*TASK REQUIREMENTS*:
I'd like every line from the material below that has "NAKALA" in it.

◆ ◆ ◆ ◆ ◆ ◆ ◆

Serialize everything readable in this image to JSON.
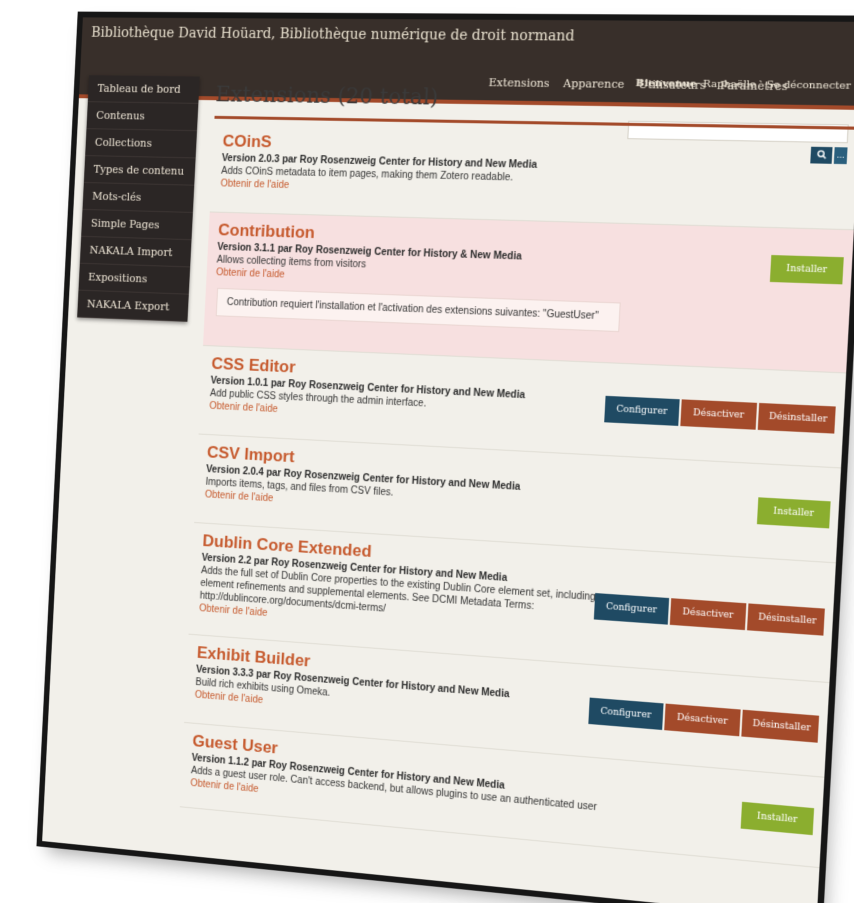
{
  "header": {
    "site_name": "Bibliothèque David Hoüard",
    "separator": ",",
    "site_subtitle": "Bibliothèque numérique de droit normand",
    "nav": [
      "Extensions",
      "Apparence",
      "Utilisateurs",
      "Paramètres"
    ],
    "welcome": "Bienvenue",
    "user": "Raphaëlle",
    "logout": "Se déconnecter"
  },
  "sidebar": {
    "items": [
      {
        "label": "Tableau de bord"
      },
      {
        "label": "Contenus"
      },
      {
        "label": "Collections"
      },
      {
        "label": "Types de contenu"
      },
      {
        "label": "Mots-clés"
      },
      {
        "label": "Simple Pages"
      },
      {
        "label": "NAKALA Import"
      },
      {
        "label": "Expositions"
      },
      {
        "label": "NAKALA Export"
      }
    ]
  },
  "search": {
    "placeholder": "",
    "button_icon": "search-icon",
    "options_label": "..."
  },
  "main": {
    "title": "Extensions (20 total)"
  },
  "buttons": {
    "configure": "Configurer",
    "deactivate": "Désactiver",
    "uninstall": "Désinstaller",
    "install": "Installer"
  },
  "help_label": "Obtenir de l'aide",
  "extensions": [
    {
      "name": "COinS",
      "version": "Version 2.0.3 par Roy Rosenzweig Center for History and New Media",
      "description": "Adds COinS metadata to item pages, making them Zotero readable.",
      "state": "active"
    },
    {
      "name": "Contribution",
      "version": "Version 3.1.1 par Roy Rosenzweig Center for History & New Media",
      "description": "Allows collecting items from visitors",
      "notice": "Contribution requiert l'installation et l'activation des extensions suivantes: \"GuestUser\"",
      "state": "install"
    },
    {
      "name": "CSS Editor",
      "version": "Version 1.0.1 par Roy Rosenzweig Center for History and New Media",
      "description": "Add public CSS styles through the admin interface.",
      "state": "active"
    },
    {
      "name": "CSV Import",
      "version": "Version 2.0.4 par Roy Rosenzweig Center for History and New Media",
      "description": "Imports items, tags, and files from CSV files.",
      "state": "install"
    },
    {
      "name": "Dublin Core Extended",
      "version": "Version 2.2 par Roy Rosenzweig Center for History and New Media",
      "description": "Adds the full set of Dublin Core properties to the existing Dublin Core element set, including element refinements and supplemental elements. See DCMI Metadata Terms: http://dublincore.org/documents/dcmi-terms/",
      "state": "active"
    },
    {
      "name": "Exhibit Builder",
      "version": "Version 3.3.3 par Roy Rosenzweig Center for History and New Media",
      "description": "Build rich exhibits using Omeka.",
      "state": "active"
    },
    {
      "name": "Guest User",
      "version": "Version 1.1.2 par Roy Rosenzweig Center for History and New Media",
      "description": "Adds a guest user role. Can't access backend, but allows plugins to use an authenticated user",
      "state": "install"
    }
  ]
}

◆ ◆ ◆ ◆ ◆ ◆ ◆

*ANSWER SECTION*:
        "label": "NAKALA Import"
        "label": "NAKALA Export"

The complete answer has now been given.